- Regarding enforcement, it is stressed by our response that without a real powerful enforcement agency (“the agency”) and reinforcement of the unique role of the Consumer Council, the self-proclaimed declaration of its adherence to compliance-based mechanism represents nothing but tissues of empty talk. To achieve so, it was suggested by our proposal that the “undertakings” tendered to the agency should be a formal legal-binding document, whereas the proposed amendment that the agency can inspect books and documents that are required to be kept under the Ordinance is not enough to avoid the agency from becoming a “toothless tiger”.2
- More importantly, the Consumer Council should be designated a more proactive role, including case referral and spokesperson for consumers, to ensure real empowerment of consumer rights and their powerful protection. Such an arrangement could enable consumers a ground of a relative symmetry of information, rather than relying on dispute resolution as their inevitable choice. Unfortunately, our view in this aspect has been ignored by the Bill. Furthermore, it is indicated by the expertise and rich experience of the Consumer Council that it is able to accurately identify cases that are strong enough to bring to the attention of courts. Its competent role of case referral is also helpful in strengthening the role of Customs and Excise Department as the designated enforcement agency.
Two-pronged approach to deal with aggressive commercial practices
- To deal with issues concerning aggressive commercial practice, we welcome what the Bill proposes to include a non-exhaustive list of the factors which must be taken into account when determining whether a practice uses harassment, coercion or undue influence. In so doing, it would be somewhat effective to prohibit the use of aggressive practices in consumer transactions in respect of which the mens rea requirement is displaced. However, the provision is just not able to quench the instant thirst of wide-spreading and imminent public concern to put beauty/slimming and gymnastic services under scrutiny by imposing cooling-off period of reasonable length, which the consultation has once suggested but the Government finally retracted from huge backlash of relevant businesses. Both frequent revision of what should be incorporated into the non-exhaustive list that defines aggressive trade practice as well as introduction of cooling-off period is what we consider a two-pronged approach that prohibits the use of aggressive practices in consumer transactions on one hand, and ensures real customer empowerment on the other.
- Last but not least, remedial measures should not be confined to combating unfair trade practices as suggested in the Bill, as their ultimate goal should be to safeguard consumer interests in service consumption. In this sense, The ProCommons suggests the Government to adopt multiple perspectives in a more holistic manner, utilizing the amendment of the Personal Data (Privacy) Ordinance and the legislation of the Competition Law so as to better facilitate the protection of consumer rights.

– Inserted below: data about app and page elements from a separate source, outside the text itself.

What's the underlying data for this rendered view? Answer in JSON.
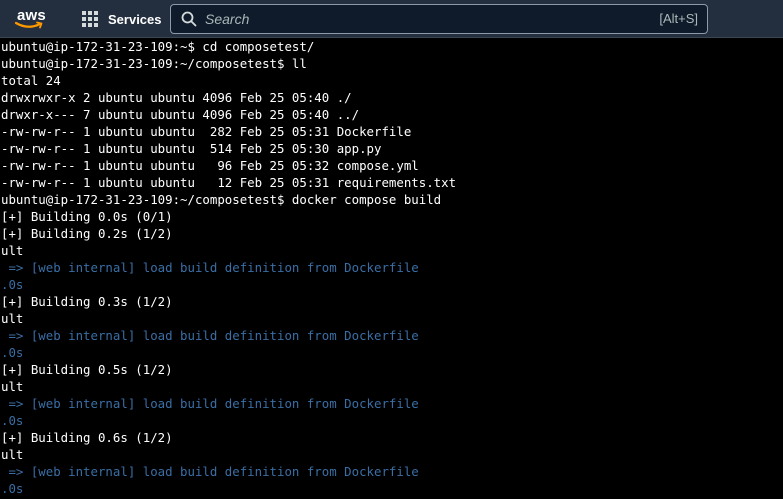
{
  "header": {
    "logo_text": "aws",
    "services_label": "Services",
    "search_placeholder": "Search",
    "search_shortcut": "[Alt+S]"
  },
  "colors": {
    "header_bg": "#232f3e",
    "terminal_bg": "#000000",
    "terminal_fg": "#ffffff",
    "dim_blue": "#3a6ea5",
    "aws_orange": "#ff9900"
  },
  "terminal": {
    "lines": [
      "ubuntu@ip-172-31-23-109:~$ cd composetest/",
      "ubuntu@ip-172-31-23-109:~/composetest$ ll",
      "total 24",
      "drwxrwxr-x 2 ubuntu ubuntu 4096 Feb 25 05:40 ./",
      "drwxr-x--- 7 ubuntu ubuntu 4096 Feb 25 05:40 ../",
      "-rw-rw-r-- 1 ubuntu ubuntu  282 Feb 25 05:31 Dockerfile",
      "-rw-rw-r-- 1 ubuntu ubuntu  514 Feb 25 05:30 app.py",
      "-rw-rw-r-- 1 ubuntu ubuntu   96 Feb 25 05:32 compose.yml",
      "-rw-rw-r-- 1 ubuntu ubuntu   12 Feb 25 05:31 requirements.txt",
      "ubuntu@ip-172-31-23-109:~/composetest$ docker compose build",
      "[+] Building 0.0s (0/1)",
      "[+] Building 0.2s (1/2)",
      "ult",
      " => [web internal] load build definition from Dockerfile",
      ".0s",
      "[+] Building 0.3s (1/2)",
      "ult",
      " => [web internal] load build definition from Dockerfile",
      ".0s",
      "[+] Building 0.5s (1/2)",
      "ult",
      " => [web internal] load build definition from Dockerfile",
      ".0s",
      "[+] Building 0.6s (1/2)",
      "ult",
      " => [web internal] load build definition from Dockerfile",
      ".0s"
    ]
  }
}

The Professional Commons (公共專業聯盟)
19 April 2012
1 See The Professional Commons, “Submission on the Consultation on Legislation to Enhance Protection for Consumers against Unfair Trade Practices”, October 2009 <http://www.procommons.org.hk/wp-content/uploads/2010/11/trade-practice-text-english.pdf>.

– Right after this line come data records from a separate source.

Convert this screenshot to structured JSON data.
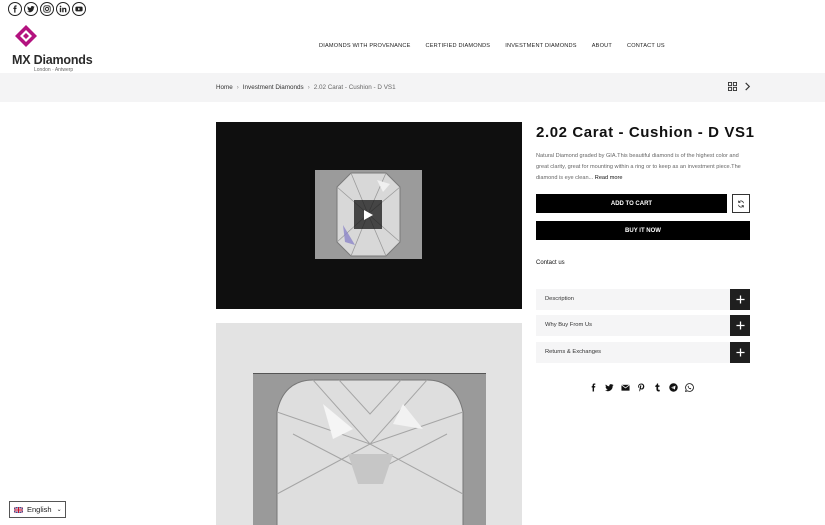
{
  "brand": {
    "name": "MX Diamonds",
    "tagline": "London · Antwerp",
    "accent_color": "#b3127f"
  },
  "socials": [
    "facebook-icon",
    "twitter-icon",
    "instagram-icon",
    "linkedin-icon",
    "youtube-icon"
  ],
  "nav": {
    "items": [
      {
        "label": "DIAMONDS WITH PROVENANCE"
      },
      {
        "label": "CERTIFIED DIAMONDS"
      },
      {
        "label": "INVESTMENT DIAMONDS"
      },
      {
        "label": "ABOUT"
      },
      {
        "label": "CONTACT US"
      }
    ]
  },
  "breadcrumb": {
    "home": "Home",
    "category": "Investment Diamonds",
    "current": "2.02 Carat - Cushion - D VS1"
  },
  "product": {
    "title": "2.02 Carat - Cushion - D VS1",
    "description": "Natural Diamond graded by GIA.This beautiful diamond is of the highest color and great clarity, great for mounting within a ring or to keep as an investment piece.The diamond is eye clean...",
    "read_more": "Read more",
    "add_to_cart": "ADD TO CART",
    "buy_now": "BUY IT NOW",
    "contact": "Contact us"
  },
  "accordion": [
    {
      "label": "Description"
    },
    {
      "label": "Why Buy From Us"
    },
    {
      "label": "Returns & Exchanges"
    }
  ],
  "share_icons": [
    "facebook-icon",
    "twitter-icon",
    "email-icon",
    "pinterest-icon",
    "tumblr-icon",
    "telegram-icon",
    "whatsapp-icon"
  ],
  "language": {
    "selected": "English"
  }
}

2 “Under the proposed mechanism, the enforcement agency is empowered to seek undertakings from traders suspected of deploying any unfair trade practices to stop and not to repeat an offending act and, where necessary, seek injunctions from the court for the purpose. It can be implied that the court can only issue injunction even these businesses failed to fulfill their undertaking, which is seriously speaking not regarded as penalty of any sense because no punitive measures has been laid out when in violation of any undertakings businesses previously committed, which is far from the principle underlying the “compliance-based mechanism” of the UK”. Details please check The Professional Commons, “Submission on the Consultation on Legislation to Enhance Protection for Consumers against Unfair Trade Practices”, October 2009, para. 9.